At Buhle, we are often asked about how we help our graduates survive the inevitability of drought – and even whether this is possible. These are valid questions, given that we live in a water-scarce country, and that climate change is having a further impact.
Can we really equip a new generation of farmers to weather drought? And if so, how?
Drought, and water shortages are a challenge for all farmers, including new farmers among, of course. Knowledge, resources and skill are all needed to weather this challenge – and weather it, we must, because people need to eat. There is no way out of it: We all need the farmers who grow our food!
The good news is that experience is showing that there are, indeed, ways of ensuring that new farmers’ enterprises have a sound chance of surviving drought. To empower our students in this regard, Buhle teaches sustainable farming methods and water conservation techniques. We also run a farmer-support programme, helping our graduates find the optimal ways of adapting in their particular contexts.
Sustainable farming methods include:
- Building healthy soil,

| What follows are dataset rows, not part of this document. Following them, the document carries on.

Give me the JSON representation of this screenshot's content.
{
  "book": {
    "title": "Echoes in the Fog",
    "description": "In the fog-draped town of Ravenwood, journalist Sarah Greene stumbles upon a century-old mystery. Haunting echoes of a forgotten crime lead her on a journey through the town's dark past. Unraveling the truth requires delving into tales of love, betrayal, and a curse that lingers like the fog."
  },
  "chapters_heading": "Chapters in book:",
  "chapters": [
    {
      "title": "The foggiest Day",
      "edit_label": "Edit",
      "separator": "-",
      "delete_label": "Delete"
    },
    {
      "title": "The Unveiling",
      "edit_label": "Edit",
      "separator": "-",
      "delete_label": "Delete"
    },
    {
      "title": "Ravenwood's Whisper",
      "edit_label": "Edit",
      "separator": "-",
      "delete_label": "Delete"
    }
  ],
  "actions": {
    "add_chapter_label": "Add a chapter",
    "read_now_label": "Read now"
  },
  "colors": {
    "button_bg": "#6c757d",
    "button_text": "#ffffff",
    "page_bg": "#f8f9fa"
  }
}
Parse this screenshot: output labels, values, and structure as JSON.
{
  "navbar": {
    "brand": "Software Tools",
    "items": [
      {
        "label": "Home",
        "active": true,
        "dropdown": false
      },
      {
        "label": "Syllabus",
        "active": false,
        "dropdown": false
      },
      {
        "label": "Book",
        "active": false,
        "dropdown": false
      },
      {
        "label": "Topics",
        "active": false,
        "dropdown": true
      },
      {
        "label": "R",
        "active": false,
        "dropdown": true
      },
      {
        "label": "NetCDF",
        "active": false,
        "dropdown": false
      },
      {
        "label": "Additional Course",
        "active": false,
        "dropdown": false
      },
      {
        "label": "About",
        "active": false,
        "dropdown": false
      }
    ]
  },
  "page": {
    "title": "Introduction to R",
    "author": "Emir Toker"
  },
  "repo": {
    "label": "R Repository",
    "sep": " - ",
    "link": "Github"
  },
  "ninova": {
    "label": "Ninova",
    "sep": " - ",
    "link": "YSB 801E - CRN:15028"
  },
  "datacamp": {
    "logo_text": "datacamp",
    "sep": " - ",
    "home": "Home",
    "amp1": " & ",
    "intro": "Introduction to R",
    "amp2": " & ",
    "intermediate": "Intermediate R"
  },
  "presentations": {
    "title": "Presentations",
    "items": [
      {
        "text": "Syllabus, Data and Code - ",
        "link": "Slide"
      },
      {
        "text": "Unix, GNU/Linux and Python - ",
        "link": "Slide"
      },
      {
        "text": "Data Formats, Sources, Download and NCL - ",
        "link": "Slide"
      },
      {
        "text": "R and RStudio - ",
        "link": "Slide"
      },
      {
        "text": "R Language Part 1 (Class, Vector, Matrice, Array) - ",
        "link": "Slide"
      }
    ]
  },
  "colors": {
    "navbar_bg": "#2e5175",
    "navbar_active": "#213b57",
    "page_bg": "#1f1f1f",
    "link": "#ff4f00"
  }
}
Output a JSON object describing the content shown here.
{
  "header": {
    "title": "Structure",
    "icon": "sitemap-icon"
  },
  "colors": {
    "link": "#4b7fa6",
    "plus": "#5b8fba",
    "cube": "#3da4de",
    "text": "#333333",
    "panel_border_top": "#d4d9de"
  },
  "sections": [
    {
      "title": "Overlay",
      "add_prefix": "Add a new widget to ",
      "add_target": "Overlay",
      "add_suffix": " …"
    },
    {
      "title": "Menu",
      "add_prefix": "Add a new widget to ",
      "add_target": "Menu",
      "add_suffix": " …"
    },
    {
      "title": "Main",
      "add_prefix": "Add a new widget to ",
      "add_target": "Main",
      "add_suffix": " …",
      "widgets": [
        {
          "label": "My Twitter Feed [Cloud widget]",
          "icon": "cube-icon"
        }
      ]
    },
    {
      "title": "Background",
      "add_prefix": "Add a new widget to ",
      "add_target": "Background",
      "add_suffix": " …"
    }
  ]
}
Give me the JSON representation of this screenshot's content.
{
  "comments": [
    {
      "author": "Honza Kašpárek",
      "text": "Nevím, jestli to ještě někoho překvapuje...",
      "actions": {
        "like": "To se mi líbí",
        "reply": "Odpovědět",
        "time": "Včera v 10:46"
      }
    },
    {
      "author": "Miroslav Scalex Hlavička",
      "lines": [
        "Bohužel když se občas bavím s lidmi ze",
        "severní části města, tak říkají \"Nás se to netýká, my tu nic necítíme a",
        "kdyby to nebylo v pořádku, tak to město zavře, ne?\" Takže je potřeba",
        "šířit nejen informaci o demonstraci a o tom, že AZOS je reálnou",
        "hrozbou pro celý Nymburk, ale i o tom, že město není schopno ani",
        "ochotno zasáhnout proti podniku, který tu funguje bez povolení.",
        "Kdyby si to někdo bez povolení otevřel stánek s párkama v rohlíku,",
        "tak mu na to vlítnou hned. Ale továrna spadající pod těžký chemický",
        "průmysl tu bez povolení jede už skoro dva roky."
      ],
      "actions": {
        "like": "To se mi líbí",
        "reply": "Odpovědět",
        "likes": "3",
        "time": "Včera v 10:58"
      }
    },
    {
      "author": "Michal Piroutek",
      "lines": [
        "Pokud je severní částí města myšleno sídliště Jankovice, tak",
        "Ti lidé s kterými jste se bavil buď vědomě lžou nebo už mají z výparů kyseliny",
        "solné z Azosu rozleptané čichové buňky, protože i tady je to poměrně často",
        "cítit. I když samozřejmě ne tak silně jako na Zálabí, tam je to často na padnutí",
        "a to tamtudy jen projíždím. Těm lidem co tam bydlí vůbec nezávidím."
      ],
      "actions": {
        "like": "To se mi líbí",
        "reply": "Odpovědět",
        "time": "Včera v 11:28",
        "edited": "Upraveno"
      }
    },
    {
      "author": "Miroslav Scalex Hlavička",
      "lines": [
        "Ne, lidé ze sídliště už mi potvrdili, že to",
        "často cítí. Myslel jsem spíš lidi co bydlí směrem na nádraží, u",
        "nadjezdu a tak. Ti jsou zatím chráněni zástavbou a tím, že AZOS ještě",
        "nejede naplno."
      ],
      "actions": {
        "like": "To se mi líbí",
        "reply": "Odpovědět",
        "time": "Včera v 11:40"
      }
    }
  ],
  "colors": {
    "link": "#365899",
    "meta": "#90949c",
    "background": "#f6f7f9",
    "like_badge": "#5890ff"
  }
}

- Drought mitigation measures
- Planning ahead, regarding:
- The risks associated with each commodity (type of veg / crops / livestock)
- Addressing climate risks (drought, floods, and rain at the wrong time)
- Pricing challenges
Considerable knowledge is required for this complex process, including knowledge of local conditions and local climate history, and future conditions.
When less rain than usual is expected, farmers can further adapt in many ways, including:
- Reducing their plant densities, leaving more moisture for each plant
- Planting crops that are more drought-tolerant, e.g. sorghum rather than maize
- Considering drought-tolerant varieties
- Not planting at all, if a long-term drought is expected.
We advise our graduates to diversify where possible. For example, farmers can diversity into livestock, which is less affected by short-term drought than crops. During the last drought, many of our crop farmers diversified by starting to keep cattle and sheep, and selling these while prices were high.
Irrigation is crucial for vegetable and high-value crop farmers. Irrigation water sources are farm dams, rivers, a municipal supply or, boreholes. While dams and boreholes can dry up over time, the latter will generally enable a farmer to extend the irrigation period and get through to the next season.
Increasingly, farmers must use optimal water efficiency measures. These include:
- Centre pivot, mini-sprinkler or drip irrigation, rather than other less efficient methods such as flood irrigation and sprinkler irrigation where the evaporation levels are much higher.
- Reduced tillage and conservation tillage, which entails mulching with organic materials or crop residues that reduce evaporation and increase moisture retention.
- Dense planting, in a smaller, intensive and higher-value, water efficient operations like tunnel and hydroponic production. This requires an increased set of knowledge and skills.
New technologies are increasingly available for better water efficiency. For example, vertical farming, in which vegetables can be suspended in a tunnel, makes extremely efficient use of water in a relatively small space.
However, emerging farmers need considerable knowledge, and resources if they are to make use of these technologies. This is where our farmer-support programme makes a world of difference.
Buhle has been developing this farmer support unit, in which our farmer support officers visit and mentor our graduates, to help them overcome all the challenges they face, and run profitable farms. This mentorship is crucial, to help them weather the drought. And it is paying off.
Last year, our farmer support officers visited 203 farms, on which 507 jobs had been created, despite the continual threat of water scarcity in large tracts of our country. These farmers found ways of adapting, and persevered, using best practice for their own particular farms.
Below are some stories about how our graduates are thriving through diversifying, and implementing the advice from our farmer support unit:
Elijah Molefe – “Creating two part-time, and three full-time jobs”
“I have 156 cattle and a vegetable farm in Marble Hall, Limpopo,” says Elijah (pictured above, left). “My livestock provide me with a livelihood but I needed to diversify, so I started farming vegetables. All my knowledge about this comes from Buhle’s farmer support officer.
“I used the profits from my vegetables to buy a drip irrigation system and water tanks. I now have two part-time and three full-time employees.
“Buhle is always available. They have helped me a lot, honestly. I am extremely happy with all they have done for me.”
Lebogang Molefe – “My farm supports four people”
“I completed a poultry production course at Buhle in 2015, and now run a farm with up to 3000 chickens per cycle in Brakpan,” says Lebogang (picture above, right). “This farm is paying the rent and buying food for our family of four, and providing one more full-time job.
“The Buhle training was excellent, which is why my farm is doing so well, and the support officer filled in the gaps. He has also advised me to diversify, so we are planning to go into pigs and vegetables, because our soil is very rich.
“Buhle has played a major, major role in our lives. It has been superb. I would recommend them to anybody.”
Thank you for reading this blog post, and we look forward to bringing you more news from the Buhle Farmers’ Academy.
Neil de Smidt
CEO: Buhle Farmers’ AcademyTags: #drought #smallholder #farmer #farming #agriculture #livestock